10. Election of 1828 Election of 1828 Last party-free election in American History Nasty election Jackson soundly defeats Adams
15. Spoils System Spoils System To the victor go the spoils Treasure, Appointing your political allies to public office Patronage
17. Indian Removal Indian Removal Jackson was an Indian fighter for decades 1827: Cherokee nation declares itself sovereign Georgia refuses to recognize their independence 1831: Cherokee Nation v. Georgia Worcester v. Georgia Supreme Court rules in favor of the Cherokee
18. Indian Removal Indian Removal Indian Removal Act (1830) Indians forced to give up land to move west Some agree, others refuse Second Seminole War (1835-1841) Fugitive slaves fight with Seminoles 1838: 16,000 Cherokees forcibly moved West 4,000 die on the long march to Oklahoma “Trail of Tears

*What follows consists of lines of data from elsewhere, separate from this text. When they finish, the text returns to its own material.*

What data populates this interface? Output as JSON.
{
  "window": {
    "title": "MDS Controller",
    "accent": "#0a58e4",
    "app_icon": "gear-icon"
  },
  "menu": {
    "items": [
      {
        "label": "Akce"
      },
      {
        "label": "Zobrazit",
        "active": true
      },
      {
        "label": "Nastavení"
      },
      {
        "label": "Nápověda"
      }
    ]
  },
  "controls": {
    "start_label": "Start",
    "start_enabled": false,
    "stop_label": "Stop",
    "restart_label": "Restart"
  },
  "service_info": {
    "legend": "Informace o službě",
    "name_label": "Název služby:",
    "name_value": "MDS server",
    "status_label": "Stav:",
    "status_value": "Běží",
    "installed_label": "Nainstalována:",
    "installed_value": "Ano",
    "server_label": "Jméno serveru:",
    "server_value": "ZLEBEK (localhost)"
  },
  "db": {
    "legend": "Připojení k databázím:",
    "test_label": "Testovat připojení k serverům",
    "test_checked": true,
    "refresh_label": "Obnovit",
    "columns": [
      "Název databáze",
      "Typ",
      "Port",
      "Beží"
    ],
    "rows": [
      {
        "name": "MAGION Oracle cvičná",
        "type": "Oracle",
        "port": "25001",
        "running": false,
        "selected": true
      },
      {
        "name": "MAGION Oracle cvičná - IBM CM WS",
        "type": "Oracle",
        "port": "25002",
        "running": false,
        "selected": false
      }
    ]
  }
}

23. A bank of the United States is in many respects convenient for the Government and useful to the people. Entertaining this opinion, and deeply impressed with the belief that some of the powers and privileges possessed by the existing bank are unauthorized by the Constitution, subversive of the rights of the States, and dangerous to the liberties of the people, I felt it my duty at an early period of my Administration to call the attention of Congress to the practicability of organizing an institution combining all its advantages and obviating these objections. I sincerely regret that in the act before me I can perceive none of those modifications of the bank charter which are necessary, in my opinion, to make it compatible with justice, with sound policy, or with the Constitution of our country.” Jackson’s Bank Veto, 1832.